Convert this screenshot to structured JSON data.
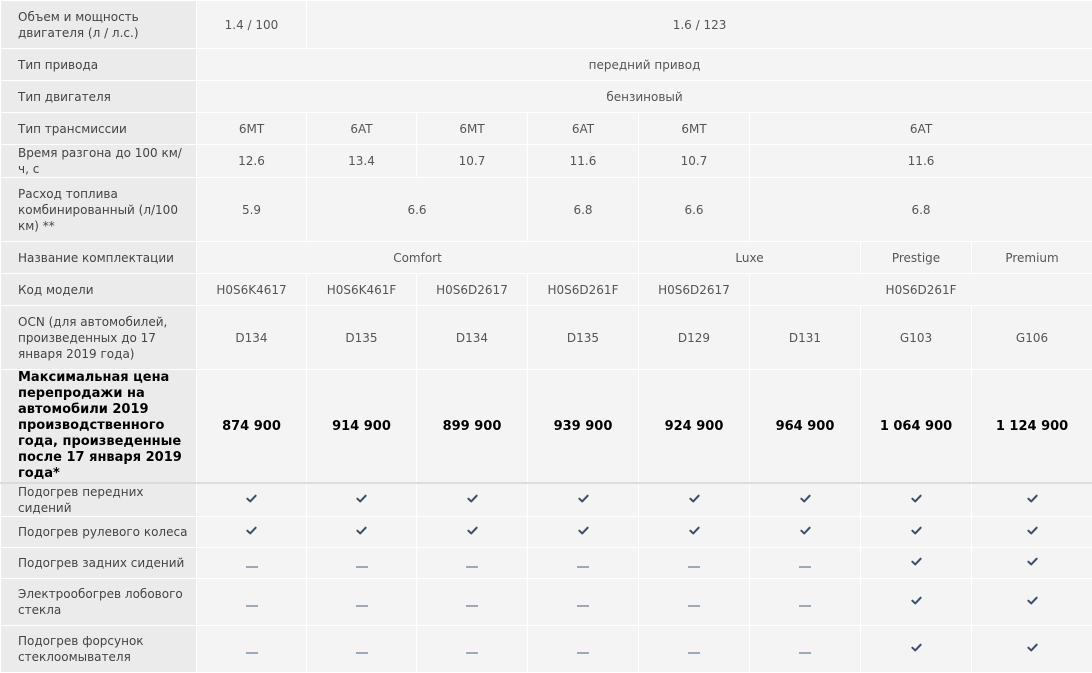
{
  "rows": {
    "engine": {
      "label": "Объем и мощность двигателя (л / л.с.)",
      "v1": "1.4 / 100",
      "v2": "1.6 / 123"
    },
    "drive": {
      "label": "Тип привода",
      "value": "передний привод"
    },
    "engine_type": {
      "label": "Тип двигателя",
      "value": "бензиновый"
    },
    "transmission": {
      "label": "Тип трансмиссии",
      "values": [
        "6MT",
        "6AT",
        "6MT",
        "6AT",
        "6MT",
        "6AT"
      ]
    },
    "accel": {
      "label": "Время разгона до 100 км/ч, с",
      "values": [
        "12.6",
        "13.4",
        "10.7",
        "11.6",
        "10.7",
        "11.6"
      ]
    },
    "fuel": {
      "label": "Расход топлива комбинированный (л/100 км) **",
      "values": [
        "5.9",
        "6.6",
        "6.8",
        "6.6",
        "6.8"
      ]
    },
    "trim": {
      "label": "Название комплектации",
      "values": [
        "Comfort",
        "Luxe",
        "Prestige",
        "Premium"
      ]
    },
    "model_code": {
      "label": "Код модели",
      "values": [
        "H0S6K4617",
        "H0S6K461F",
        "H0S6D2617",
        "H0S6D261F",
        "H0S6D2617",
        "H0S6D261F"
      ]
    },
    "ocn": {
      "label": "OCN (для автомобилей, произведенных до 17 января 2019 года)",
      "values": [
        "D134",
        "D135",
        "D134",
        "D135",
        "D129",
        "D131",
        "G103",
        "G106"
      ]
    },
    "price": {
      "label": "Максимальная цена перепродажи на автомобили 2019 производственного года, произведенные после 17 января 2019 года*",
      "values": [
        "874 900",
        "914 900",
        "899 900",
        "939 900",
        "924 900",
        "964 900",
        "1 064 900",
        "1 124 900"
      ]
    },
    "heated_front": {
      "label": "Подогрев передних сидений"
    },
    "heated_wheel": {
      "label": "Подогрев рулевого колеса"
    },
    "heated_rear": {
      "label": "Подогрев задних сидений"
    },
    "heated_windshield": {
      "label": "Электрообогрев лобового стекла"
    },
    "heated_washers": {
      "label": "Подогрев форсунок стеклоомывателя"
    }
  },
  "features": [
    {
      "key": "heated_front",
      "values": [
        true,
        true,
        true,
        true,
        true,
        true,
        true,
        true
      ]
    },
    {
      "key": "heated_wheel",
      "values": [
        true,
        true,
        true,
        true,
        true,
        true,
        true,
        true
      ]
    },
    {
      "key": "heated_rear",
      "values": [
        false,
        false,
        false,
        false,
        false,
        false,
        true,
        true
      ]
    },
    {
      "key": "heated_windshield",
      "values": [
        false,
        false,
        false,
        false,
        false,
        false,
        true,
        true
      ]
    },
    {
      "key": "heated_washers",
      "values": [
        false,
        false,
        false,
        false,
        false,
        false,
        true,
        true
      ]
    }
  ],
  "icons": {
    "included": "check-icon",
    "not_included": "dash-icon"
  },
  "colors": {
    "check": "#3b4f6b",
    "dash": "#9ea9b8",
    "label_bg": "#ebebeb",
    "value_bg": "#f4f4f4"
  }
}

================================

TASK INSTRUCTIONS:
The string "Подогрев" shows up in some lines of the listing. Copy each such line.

ANSWER FOR THIS EXERCISE:
      "label": "Подогрев передних сидений"
      "label": "Подогрев рулевого колеса"
      "label": "Подогрев задних сидений"
      "label": "Подогрев форсунок стеклоомывателя"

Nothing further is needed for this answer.